Here Comes Trouble
Pastor Philip De Courcy
1 Kings 18:16-18

Have you noticed recently that the good guys are now the bad guys? That Christianity is portrayed and ridiculed as being on the wrong side of history? That Christian views on salvation, marriage, and gender are not seen as merely false but as dangerous opinions not to be considered but censored? The times are changing. Christianity is no longer a friend to society but an enemy. Only a few decades ago, Christianity had a favored status in the West. Christianity was the “good guy,” the solution to what was bad. Today, Christianity is increasingly viewed as the “bad guy,” the impediment to what is considered “good” by society. Christianity is in trouble because of its rigid morality, universal claims, exclusive message of salvation, and comprehensive worldview.

While the status of being “bad guys” is something new in the West, Christians across the world and throughout history have always known the derision of the world. Study the Bible and church history, and you will discover that God’s people and preachers have often been cast as troublemakers and evildoers (Matt. 5:11–12; 1 Peter 2:11–12; 3:15–17; 4:12–16). Ours is a world that likes to shoot the messenger.

Faithful Amos was charged with conspiring against Jeroboam, king of Israel, and was told that the land was not able to bear all his words (Amos 7:10). Wicked King Ahab, who had troubled Israel with his idolatry and alliance with Jezebel, nevertheless labeled and libeled the prophet Elijah as the troubler of Israel (1 Kings 18:17–18). It was said of Paul and Silas, after they brought freedom to a demon-enslaved girl, that they had exceedingly troubled the city (Acts 16:20; cf. 17:6; 24:5). Even Christ Himself was accused by the Jewish elites of perverting the nation (Luke 23:2, 5). Read your Bible, and you will see that the “good guys” have often been cast as the “bad guys.”

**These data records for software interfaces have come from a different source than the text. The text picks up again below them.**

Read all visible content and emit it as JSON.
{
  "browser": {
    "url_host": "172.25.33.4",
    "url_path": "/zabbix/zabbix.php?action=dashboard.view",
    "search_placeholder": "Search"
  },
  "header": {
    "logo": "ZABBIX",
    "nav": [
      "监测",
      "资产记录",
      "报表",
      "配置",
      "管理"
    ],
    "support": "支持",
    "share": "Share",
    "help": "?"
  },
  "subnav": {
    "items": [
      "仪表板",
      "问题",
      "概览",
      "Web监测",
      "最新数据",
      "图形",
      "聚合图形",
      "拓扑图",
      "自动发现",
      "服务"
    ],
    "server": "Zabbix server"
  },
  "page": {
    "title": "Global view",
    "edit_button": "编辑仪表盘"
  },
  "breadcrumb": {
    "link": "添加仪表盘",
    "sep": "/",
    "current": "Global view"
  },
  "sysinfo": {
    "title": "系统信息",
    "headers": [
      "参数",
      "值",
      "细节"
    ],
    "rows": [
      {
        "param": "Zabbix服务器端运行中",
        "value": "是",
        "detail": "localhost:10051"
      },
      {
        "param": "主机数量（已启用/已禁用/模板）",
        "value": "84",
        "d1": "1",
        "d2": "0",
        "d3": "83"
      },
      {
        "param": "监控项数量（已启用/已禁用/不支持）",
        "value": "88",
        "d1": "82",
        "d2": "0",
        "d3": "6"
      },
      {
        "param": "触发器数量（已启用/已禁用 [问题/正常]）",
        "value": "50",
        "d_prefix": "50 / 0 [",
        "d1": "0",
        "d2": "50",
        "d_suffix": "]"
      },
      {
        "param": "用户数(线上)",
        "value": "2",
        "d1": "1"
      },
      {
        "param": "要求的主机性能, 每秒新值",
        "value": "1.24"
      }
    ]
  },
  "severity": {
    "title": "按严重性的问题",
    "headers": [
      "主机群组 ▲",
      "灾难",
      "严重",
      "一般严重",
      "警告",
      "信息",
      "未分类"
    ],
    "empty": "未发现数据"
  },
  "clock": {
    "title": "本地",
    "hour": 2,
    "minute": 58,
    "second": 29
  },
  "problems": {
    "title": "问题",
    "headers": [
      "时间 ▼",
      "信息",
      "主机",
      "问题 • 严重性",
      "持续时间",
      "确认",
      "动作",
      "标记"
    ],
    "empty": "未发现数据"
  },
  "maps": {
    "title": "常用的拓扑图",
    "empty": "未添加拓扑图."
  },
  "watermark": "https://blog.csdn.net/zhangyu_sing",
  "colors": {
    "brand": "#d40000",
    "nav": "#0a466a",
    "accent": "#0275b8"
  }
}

Outside of the Bible, a study of church history shows a similar pattern of good and godly people being scapegoated by a wicked world. Under Nero, Christians were blamed for the burning of Rome and, consequently, set on fire as punishment. Tertullian, the church father, famously said, “If the Tiber rises too high, or the Nile too low, the remedy is always feeding Christians to the lions.” In opposition to Luther and the Protestant Reformation, Pope Leo X issued a papal bull entitled “Arise, O Lord,” in which he condemned Luther and called for the immediate restraint of this “wild boar” in God’s vineyard.

The times have changed in America and the West, but in another sense, the times have not changed. The world hated Christ, and the world will hate those who preach His name and fame and who replicate His character (John 15:18–25). In the midst of this emerging change, let us not change the gospel or our commitment to live unashamed of the gospel (Rom. 1:16–17). Remember, it is an honor to suffer shame for the name of the One who bore our shame (Acts 5:40–41). Remember, too, that there is coming a day when God will trouble those who trouble the church (2 Thess. 1:3–10).

Don’t be troubled by being called a troublemaker—because we are not the ones in trouble!